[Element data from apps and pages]
%%

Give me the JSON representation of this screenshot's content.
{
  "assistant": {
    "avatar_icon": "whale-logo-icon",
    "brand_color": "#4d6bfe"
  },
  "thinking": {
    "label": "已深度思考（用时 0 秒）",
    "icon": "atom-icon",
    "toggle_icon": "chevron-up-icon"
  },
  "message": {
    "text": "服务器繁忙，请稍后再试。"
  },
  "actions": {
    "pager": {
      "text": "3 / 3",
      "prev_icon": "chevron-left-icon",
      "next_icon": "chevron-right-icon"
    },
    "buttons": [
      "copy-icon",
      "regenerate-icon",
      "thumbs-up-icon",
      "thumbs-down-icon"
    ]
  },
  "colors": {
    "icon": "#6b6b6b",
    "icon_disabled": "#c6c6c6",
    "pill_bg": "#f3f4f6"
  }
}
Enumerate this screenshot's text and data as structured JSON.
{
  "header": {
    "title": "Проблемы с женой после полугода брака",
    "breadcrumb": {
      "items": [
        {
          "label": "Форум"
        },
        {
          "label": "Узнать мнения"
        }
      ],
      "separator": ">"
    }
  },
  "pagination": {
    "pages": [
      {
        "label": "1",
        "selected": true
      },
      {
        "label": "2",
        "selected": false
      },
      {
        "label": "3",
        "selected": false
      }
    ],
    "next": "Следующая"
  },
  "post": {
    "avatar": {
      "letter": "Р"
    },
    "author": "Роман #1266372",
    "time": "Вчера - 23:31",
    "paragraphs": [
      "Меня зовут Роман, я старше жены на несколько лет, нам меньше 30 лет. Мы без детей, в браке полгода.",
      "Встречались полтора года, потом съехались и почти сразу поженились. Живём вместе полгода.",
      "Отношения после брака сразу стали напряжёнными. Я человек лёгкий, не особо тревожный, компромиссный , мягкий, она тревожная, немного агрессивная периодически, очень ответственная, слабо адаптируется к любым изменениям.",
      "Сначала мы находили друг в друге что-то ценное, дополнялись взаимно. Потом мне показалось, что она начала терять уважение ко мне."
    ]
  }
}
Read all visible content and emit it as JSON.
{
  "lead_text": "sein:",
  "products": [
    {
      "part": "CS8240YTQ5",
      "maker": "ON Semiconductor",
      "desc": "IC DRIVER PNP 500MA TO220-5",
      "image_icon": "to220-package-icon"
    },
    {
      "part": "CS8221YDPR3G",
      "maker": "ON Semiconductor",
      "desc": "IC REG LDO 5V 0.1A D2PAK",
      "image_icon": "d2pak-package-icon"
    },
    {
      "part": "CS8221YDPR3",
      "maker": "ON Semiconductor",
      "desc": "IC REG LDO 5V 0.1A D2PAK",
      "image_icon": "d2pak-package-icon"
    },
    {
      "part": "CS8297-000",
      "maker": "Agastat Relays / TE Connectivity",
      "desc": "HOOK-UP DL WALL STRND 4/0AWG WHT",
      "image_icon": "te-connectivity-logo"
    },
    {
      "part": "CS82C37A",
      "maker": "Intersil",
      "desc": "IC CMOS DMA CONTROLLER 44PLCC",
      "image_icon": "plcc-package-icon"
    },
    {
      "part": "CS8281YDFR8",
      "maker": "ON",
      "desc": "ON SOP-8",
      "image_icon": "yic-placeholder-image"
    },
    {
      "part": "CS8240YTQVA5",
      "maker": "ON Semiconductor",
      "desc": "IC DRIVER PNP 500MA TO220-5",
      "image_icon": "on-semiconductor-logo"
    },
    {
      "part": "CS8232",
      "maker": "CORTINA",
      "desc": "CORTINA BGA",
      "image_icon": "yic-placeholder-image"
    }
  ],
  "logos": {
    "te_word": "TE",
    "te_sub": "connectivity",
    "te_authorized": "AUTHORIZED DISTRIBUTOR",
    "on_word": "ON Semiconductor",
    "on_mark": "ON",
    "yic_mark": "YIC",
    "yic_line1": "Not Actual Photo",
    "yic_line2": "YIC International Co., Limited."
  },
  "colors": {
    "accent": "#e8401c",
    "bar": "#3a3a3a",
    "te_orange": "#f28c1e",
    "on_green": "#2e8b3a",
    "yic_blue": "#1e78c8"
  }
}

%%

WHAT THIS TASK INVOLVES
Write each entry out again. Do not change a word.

RESPONSE
Give me the JSON representation of this screenshot's content.
{
  "assistant": {
    "avatar_icon": "whale-logo-icon",
    "brand_color": "#4d6bfe"
  },
  "thinking": {
    "label": "已深度思考（用时 0 秒）",
    "icon": "atom-icon",
    "toggle_icon": "chevron-up-icon"
  },
  "message": {
    "text": "服务器繁忙，请稍后再试。"
  },
  "actions": {
    "pager": {
      "text": "3 / 3",
      "prev_icon": "chevron-left-icon",
      "next_icon": "chevron-right-icon"
    },
    "buttons": [
      "copy-icon",
      "regenerate-icon",
      "thumbs-up-icon",
      "thumbs-down-icon"
    ]
  },
  "colors": {
    "icon": "#6b6b6b",
    "icon_disabled": "#c6c6c6",
    "pill_bg": "#f3f4f6"
  }
}
Enumerate this screenshot's text and data as structured JSON.
{
  "header": {
    "title": "Проблемы с женой после полугода брака",
    "breadcrumb": {
      "items": [
        {
          "label": "Форум"
        },
        {
          "label": "Узнать мнения"
        }
      ],
      "separator": ">"
    }
  },
  "pagination": {
    "pages": [
      {
        "label": "1",
        "selected": true
      },
      {
        "label": "2",
        "selected": false
      },
      {
        "label": "3",
        "selected": false
      }
    ],
    "next": "Следующая"
  },
  "post": {
    "avatar": {
      "letter": "Р"
    },
    "author": "Роман #1266372",
    "time": "Вчера - 23:31",
    "paragraphs": [
      "Меня зовут Роман, я старше жены на несколько лет, нам меньше 30 лет. Мы без детей, в браке полгода.",
      "Встречались полтора года, потом съехались и почти сразу поженились. Живём вместе полгода.",
      "Отношения после брака сразу стали напряжёнными. Я человек лёгкий, не особо тревожный, компромиссный , мягкий, она тревожная, немного агрессивная периодически, очень ответственная, слабо адаптируется к любым изменениям.",
      "Сначала мы находили друг в друге что-то ценное, дополнялись взаимно. Потом мне показалось, что она начала терять уважение ко мне."
    ]
  }
}
Read all visible content and emit it as JSON.
{
  "lead_text": "sein:",
  "products": [
    {
      "part": "CS8240YTQ5",
      "maker": "ON Semiconductor",
      "desc": "IC DRIVER PNP 500MA TO220-5",
      "image_icon": "to220-package-icon"
    },
    {
      "part": "CS8221YDPR3G",
      "maker": "ON Semiconductor",
      "desc": "IC REG LDO 5V 0.1A D2PAK",
      "image_icon": "d2pak-package-icon"
    },
    {
      "part": "CS8221YDPR3",
      "maker": "ON Semiconductor",
      "desc": "IC REG LDO 5V 0.1A D2PAK",
      "image_icon": "d2pak-package-icon"
    },
    {
      "part": "CS8297-000",
      "maker": "Agastat Relays / TE Connectivity",
      "desc": "HOOK-UP DL WALL STRND 4/0AWG WHT",
      "image_icon": "te-connectivity-logo"
    },
    {
      "part": "CS82C37A",
      "maker": "Intersil",
      "desc": "IC CMOS DMA CONTROLLER 44PLCC",
      "image_icon": "plcc-package-icon"
    },
    {
      "part": "CS8281YDFR8",
      "maker": "ON",
      "desc": "ON SOP-8",
      "image_icon": "yic-placeholder-image"
    },
    {
      "part": "CS8240YTQVA5",
      "maker": "ON Semiconductor",
      "desc": "IC DRIVER PNP 500MA TO220-5",
      "image_icon": "on-semiconductor-logo"
    },
    {
      "part": "CS8232",
      "maker": "CORTINA",
      "desc": "CORTINA BGA",
      "image_icon": "yic-placeholder-image"
    }
  ],
  "logos": {
    "te_word": "TE",
    "te_sub": "connectivity",
    "te_authorized": "AUTHORIZED DISTRIBUTOR",
    "on_word": "ON Semiconductor",
    "on_mark": "ON",
    "yic_mark": "YIC",
    "yic_line1": "Not Actual Photo",
    "yic_line2": "YIC International Co., Limited."
  },
  "colors": {
    "accent": "#e8401c",
    "bar": "#3a3a3a",
    "te_orange": "#f28c1e",
    "on_green": "#2e8b3a",
    "yic_blue": "#1e78c8"
  }
}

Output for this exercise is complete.